: Stanley Holloway, Audrey Totter, Frank Maxwell
: 1962 - 1963
The show focused on butler Higgins, a servant who is “offered” to Alice and Duncan McRoberts as part of an unexpected inheritance from Scotland. He goes on to lend a precious hand taking care of the 3 McRoberts children who are always up for some adventure. The kids end up helping Higgins become more relaxed.
Stanley Holloway went on to appear regularly on several TV shows and films and, in his later years, theatre. Audrey Totter semi-retired after the show and came back in 1969 with a recurrent role in the show “Medical Center”, until 1976. Frank Maxwell became known for his tough, authority figures throughout his career.
: Kathleen Nolan, Edward Andrews
: 1964 - 1965
The show was the first military sitcom featuring women as the main characters. It revolves around Lt. Anne Morgan and her fellow Waves. They are posted to a station in Ranakai, which does not please Commander Adrian that keeps on scheming to transfer the women somewhere else. Although the show had good ratings, it was canceled after 1 season
Kathleen Nolan continued appearing on many shows and movies. Also, she was the first female president of the Screen Actors Guild in the 70s’. Edward Andrews also guest-starred on several shows and was featured in many movies. Amongst his work is his recurrent role on “Love, American Style” (1969) and in “Tora! Tora! Tora!” (1970).
: Peggy Cass, Jack Weston
: 1961 - 1962

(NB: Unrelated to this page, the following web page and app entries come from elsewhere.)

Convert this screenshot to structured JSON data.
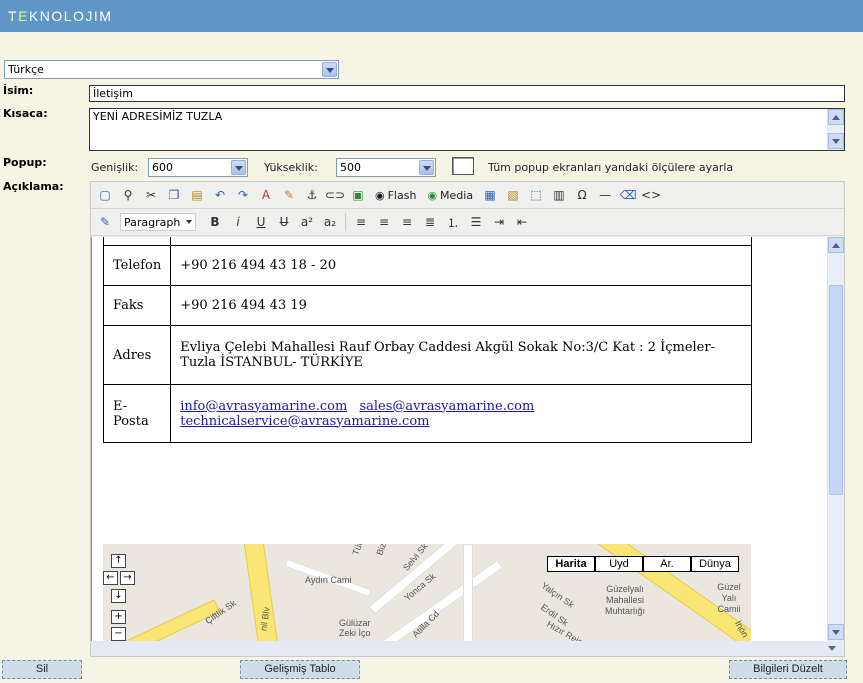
{
  "header": {
    "logo_prefix": "T",
    "logo_accent": "E",
    "logo_rest": "KNOLOJIM"
  },
  "language_select": {
    "value": "Türkçe"
  },
  "labels": {
    "isim": "İsim:",
    "kisaca": "Kısaca:",
    "popup": "Popup:",
    "aciklama": "Açıklama:"
  },
  "form": {
    "isim_value": "İletişim",
    "kisaca_value": "YENİ ADRESİMİZ TUZLA"
  },
  "popup": {
    "width_label": "Genişlik:",
    "width_value": "600",
    "height_label": "Yükseklik:",
    "height_value": "500",
    "checkbox_label": "Tüm popup ekranları yandaki ölçülere ayarla"
  },
  "toolbar": {
    "flash_label": "Flash",
    "media_label": "Media",
    "format_value": "Paragraph"
  },
  "contact_table": [
    {
      "key": "Telefon",
      "value": "+90 216 494 43 18 - 20"
    },
    {
      "key": "Faks",
      "value": "+90 216 494 43 19"
    },
    {
      "key": "Adres",
      "value": "Evliya Çelebi Mahallesi Rauf Orbay Caddesi Akgül Sokak No:3/C Kat : 2 İçmeler-Tuzla İSTANBUL- TÜRKİYE"
    }
  ],
  "email_row": {
    "key": "E-Posta",
    "links": [
      "info@avrasyamarine.com",
      "sales@avrasyamarine.com",
      "technicalservice@avrasyamarine.com"
    ]
  },
  "map": {
    "types": [
      "Harita",
      "Uyd",
      "Ar.",
      "Dünya"
    ],
    "labels": [
      "Aydın Cami",
      "Selvi Sk",
      "Yonca Sk",
      "Atilla Cd",
      "Gülüzar Zeki İço",
      "Çiftlik Sk",
      "Yalçın Sk",
      "Erdil Sk",
      "Hızır Reis",
      "Güzelyalı Mahallesi Muhtarlığı",
      "Güzel Yalı Camii",
      "Tül",
      "Biz",
      "nil Blv",
      "İnön"
    ],
    "nav": {
      "up": "↑",
      "left": "←",
      "right": "→",
      "down": "↓",
      "zoom_in": "+",
      "zoom_out": "−"
    }
  },
  "buttons": {
    "delete": "Sil",
    "advanced_table": "Gelişmiş Tablo",
    "save": "Bilgileri Düzelt"
  }
}
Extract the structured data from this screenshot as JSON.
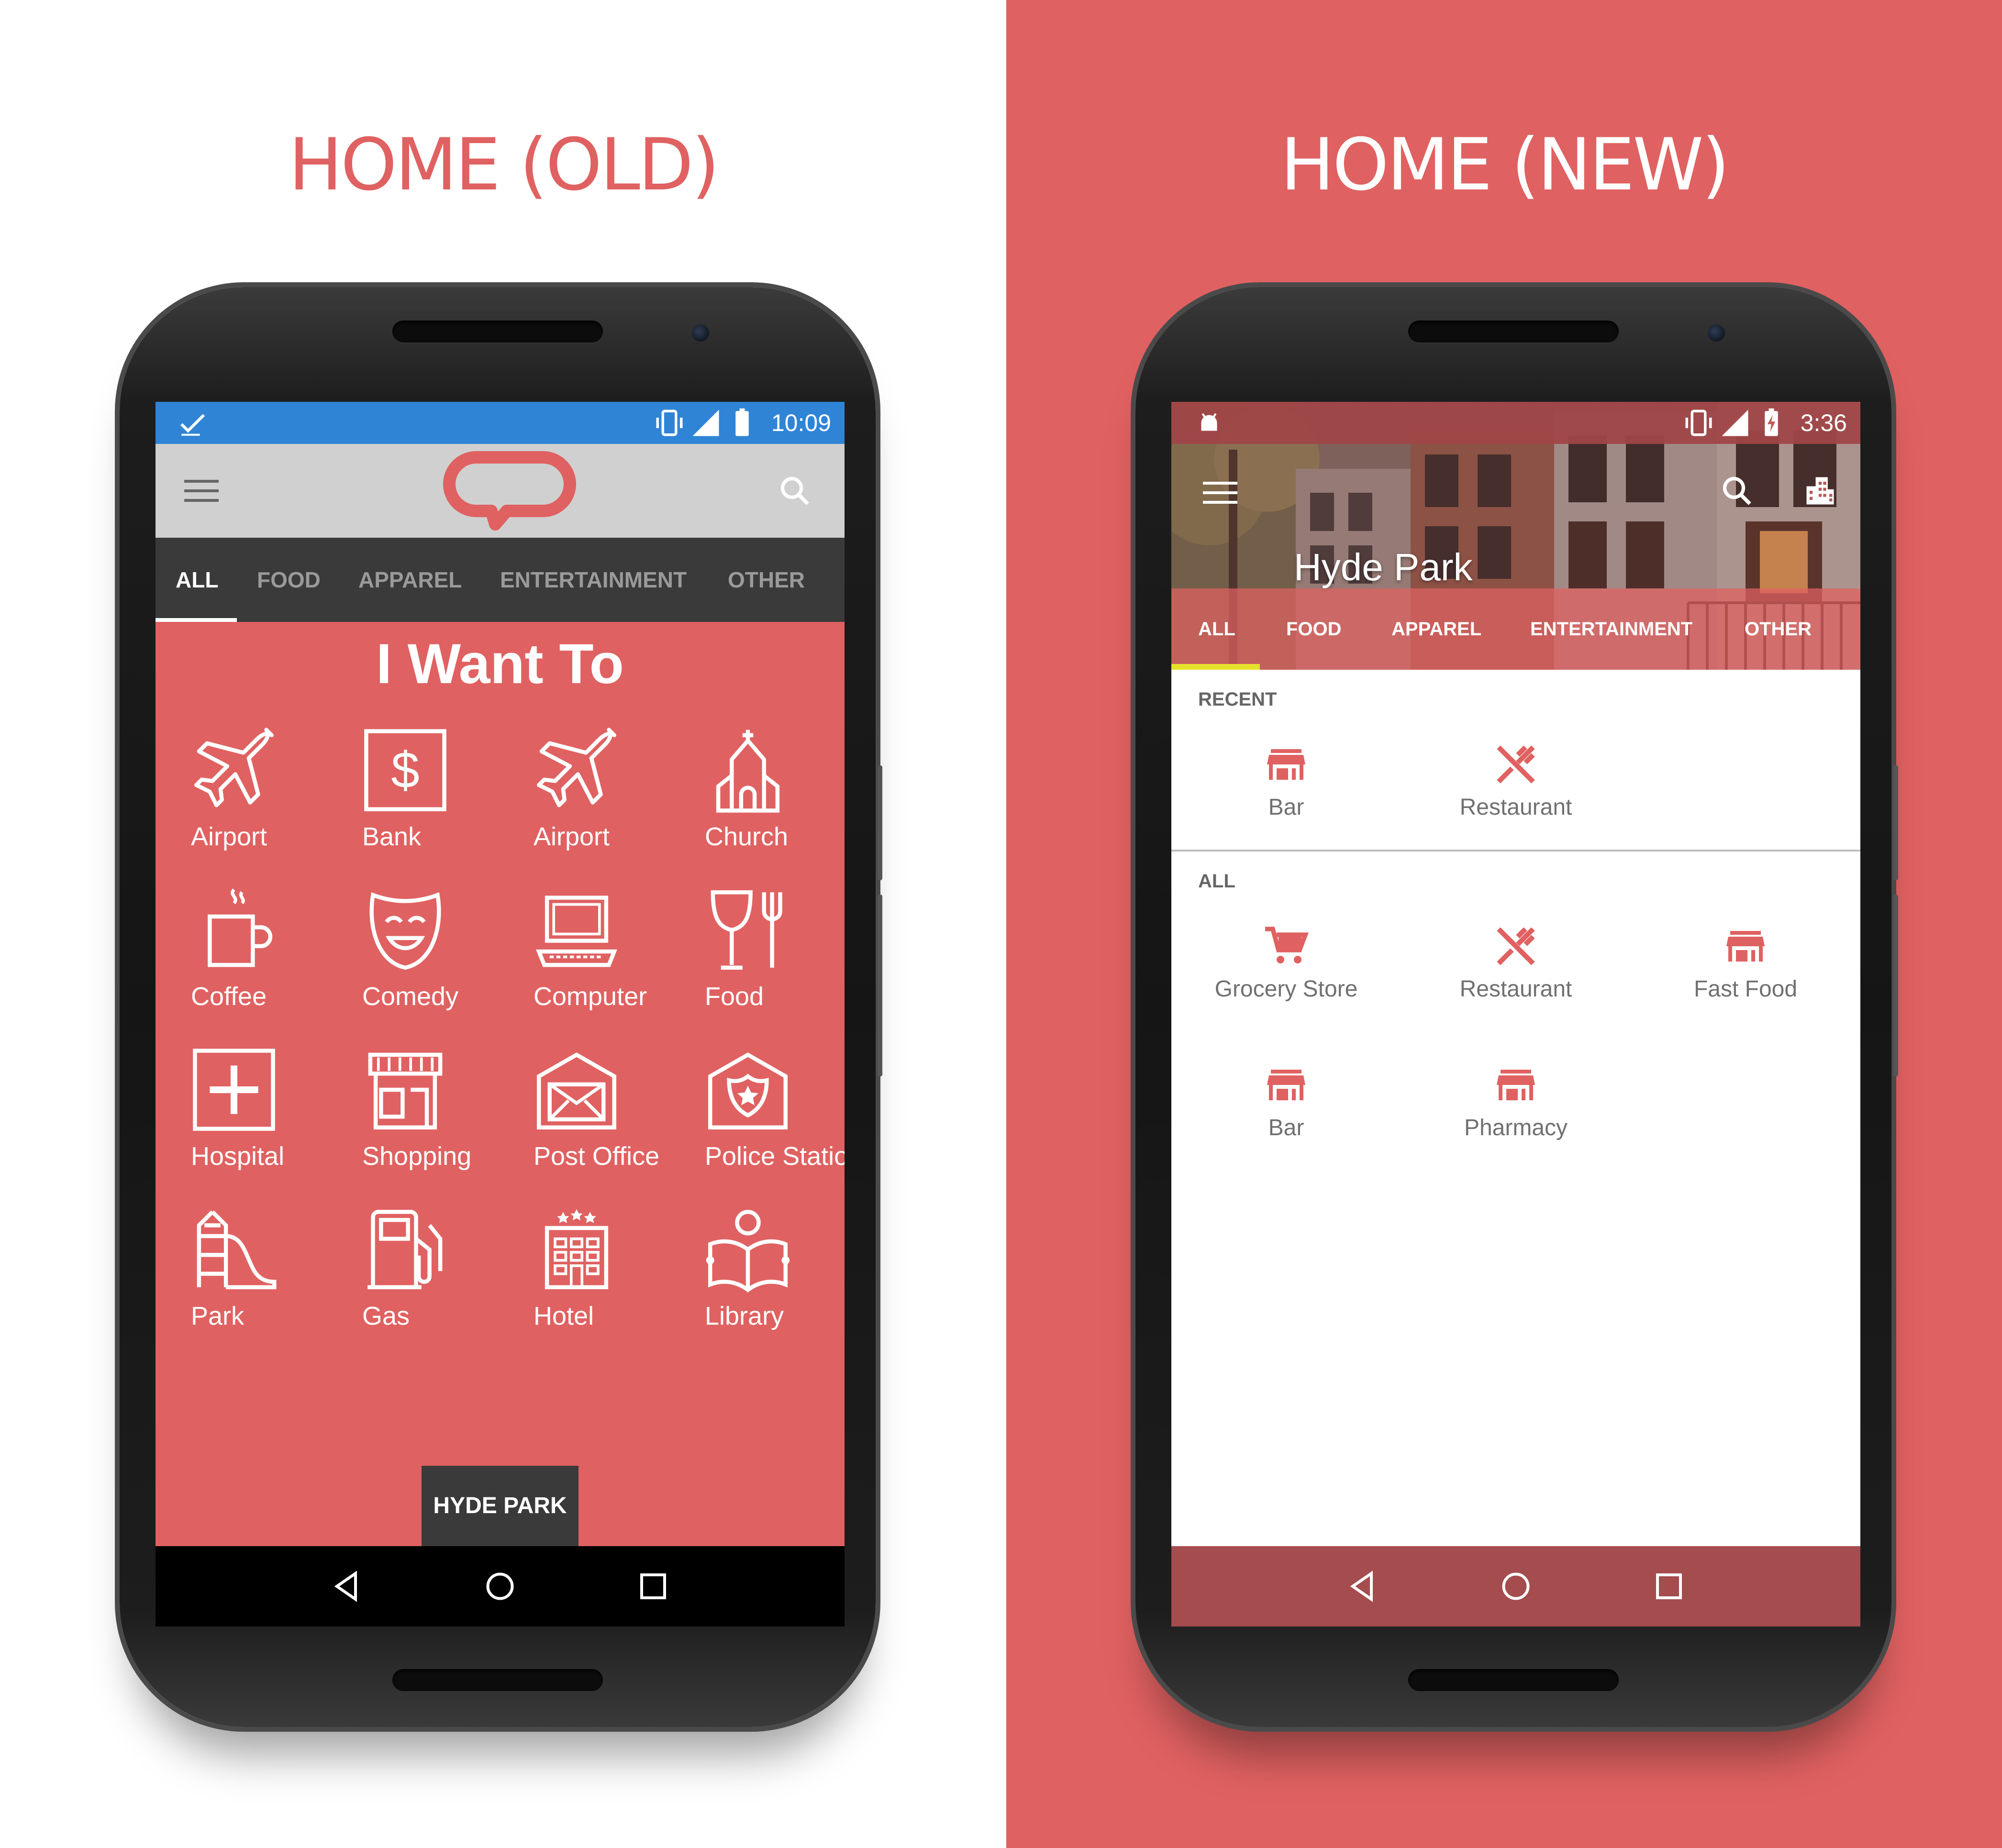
{
  "left_panel": {
    "title": "HOME (OLD)",
    "status_time": "10:09",
    "tabs": [
      "ALL",
      "FOOD",
      "APPAREL",
      "ENTERTAINMENT",
      "OTHER"
    ],
    "heading": "I Want To",
    "grid": [
      {
        "label": "Airport",
        "icon": "airplane-icon"
      },
      {
        "label": "Bank",
        "icon": "dollar-icon"
      },
      {
        "label": "Airport",
        "icon": "airplane-icon"
      },
      {
        "label": "Church",
        "icon": "church-icon"
      },
      {
        "label": "Coffee",
        "icon": "coffee-icon"
      },
      {
        "label": "Comedy",
        "icon": "comedy-mask-icon"
      },
      {
        "label": "Computer",
        "icon": "laptop-icon"
      },
      {
        "label": "Food",
        "icon": "glass-fork-icon"
      },
      {
        "label": "Hospital",
        "icon": "medical-cross-icon"
      },
      {
        "label": "Shopping",
        "icon": "storefront-icon"
      },
      {
        "label": "Post Office",
        "icon": "mail-icon"
      },
      {
        "label": "Police Station",
        "icon": "police-badge-icon"
      },
      {
        "label": "Park",
        "icon": "playground-slide-icon"
      },
      {
        "label": "Gas",
        "icon": "gas-pump-icon"
      },
      {
        "label": "Hotel",
        "icon": "hotel-icon"
      },
      {
        "label": "Library",
        "icon": "reading-book-icon"
      }
    ],
    "location_button": "HYDE PARK"
  },
  "right_panel": {
    "title": "HOME (NEW)",
    "status_time": "3:36",
    "place_name": "Hyde Park",
    "tabs": [
      "ALL",
      "FOOD",
      "APPAREL",
      "ENTERTAINMENT",
      "OTHER"
    ],
    "recent_label": "RECENT",
    "recent": [
      {
        "label": "Bar",
        "icon": "store-icon"
      },
      {
        "label": "Restaurant",
        "icon": "utensils-icon"
      }
    ],
    "all_label": "ALL",
    "all": [
      {
        "label": "Grocery Store",
        "icon": "cart-icon"
      },
      {
        "label": "Restaurant",
        "icon": "utensils-icon"
      },
      {
        "label": "Fast Food",
        "icon": "store-icon"
      },
      {
        "label": "Bar",
        "icon": "store-icon"
      },
      {
        "label": "Pharmacy",
        "icon": "store-icon"
      }
    ]
  },
  "colors": {
    "brand_red": "#e06161",
    "old_statusbar_blue": "#2f84d6",
    "tab_indicator_yellow": "#e6e22c",
    "new_navbar": "#a44c4e"
  }
}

Peggy Cass starred as Elinor Hathaway, the foster mother, and manager to three hooligan monkeys, also known as the Marquis Chimps, living in hers and husband Walter’s home in the Los Angeles suburbs. Unfortunately, the human/chimp story didn’t appear to please audiences, and the show was canceled after one season.
Peggy Cass continued appearing on several different shows and movies, with recurrent roles on the show “The Doctors” (1978) and “Women in Prison” (1987). She died in 1999. Jack Weston received a Tony nomination for his role in the Broadway play “The Floating Bulb” and appeared on the 1987 movie “Dirty Dancing” as the resort manager. He died in 1996.